- If diagnosed with pleural effusion, you may be needed to undergo further investigations including removal of the pleural fluid
- Essential to know underlying cause of pleural effusion
Lung fibrosis is also synonymous with pulmonary fibrosis.
It is a common respiratory disorder
It tends to affect elderly
In lung fibrosis our healthy lung tissue is replaced with scarred tissue.
Lung fibrosis is a layman term for fibrosis, the more scientific or generic term for this is Interstitial
The lining around the alveoli get extremely thick and the alveolar space decreases in size. And it is at this site where the diffusion and exchange of gases takes place- but because the alveoli have become thick the diffusion becomes difficult. This is when the symptoms appear.
Causes of lung fibrosis:
- Unknown entity – 65% cases are idiopathic
- Environmental exposure- pigeon droppings, farming- some individuals are sensitive to these droppings which when inhaled can cause lung fibrosis.
- Drugs- Nitrofurantoin (antibiotic), Cordarone, Methotrexate
- Autoimmune conditions- Rheumatoid Arthritis- they primarily affect the joints but can also involve and affect the lungs
- Family history
Lung fibrosis is a chronic disease and thus the symptoms do not appear overnight
If not intervened, symptoms can gradually progress over months to years
- Dry cough
- Shortness of breath, particularly on exertion
- Weight loss
- Rash, joint pain
- Chest X-ray
- CT scan- investigation of choice. It is done for diagnosing the disease and for monitoring the disease.
- Pulmonary function tests/ spirometry- for both assessment and monitoring the fibrosis.
- 6 minute walk test
- Blood tests
Treatment of lung fibrosis:
- Wait and watch policy is applied to stable patients with minimal symptoms. Not all fibrosis progress
- Steroids under the supervision your physician
- Antifibrotics to prevent further progression of fibrosis

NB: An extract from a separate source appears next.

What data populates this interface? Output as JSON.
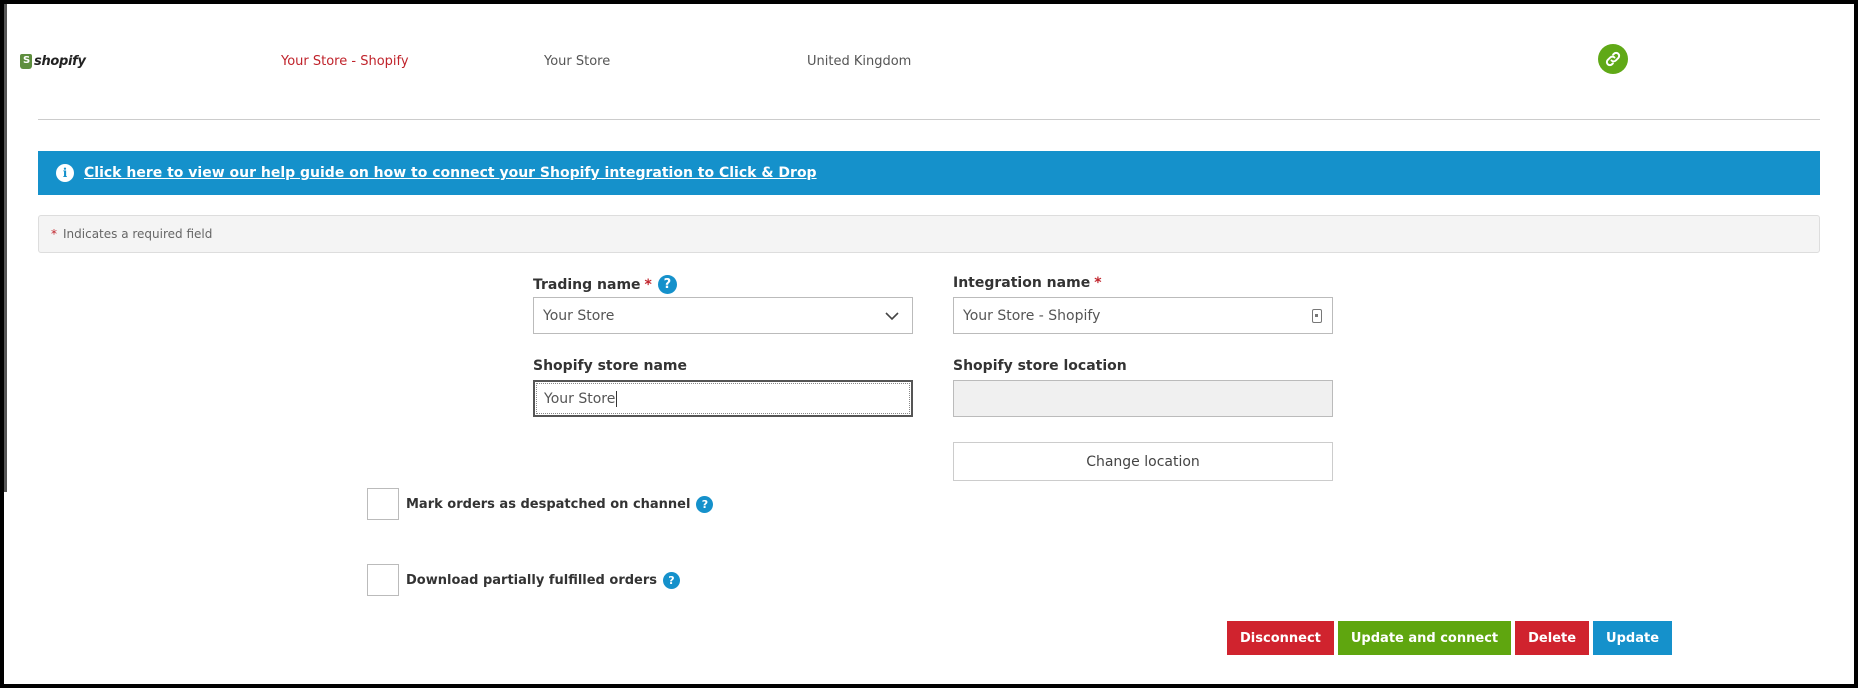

- Oxygen therapy for patients with low oxygen saturation in the form of oxygen concentrator, portable oxygen machine, etc.
- Pulmonary Rehabilitation
- Lung Transplant
Take home message:
- Lung fibrosis is a chronic illness and you need to be under the care of a respiratory specialist
- You will need regular monitoring with lung function tests, CT scans.
- You need to monitor side effects of the medications you are on, if any.
- There may be progression of disease and symptoms – and will need a multidisciplinary approach.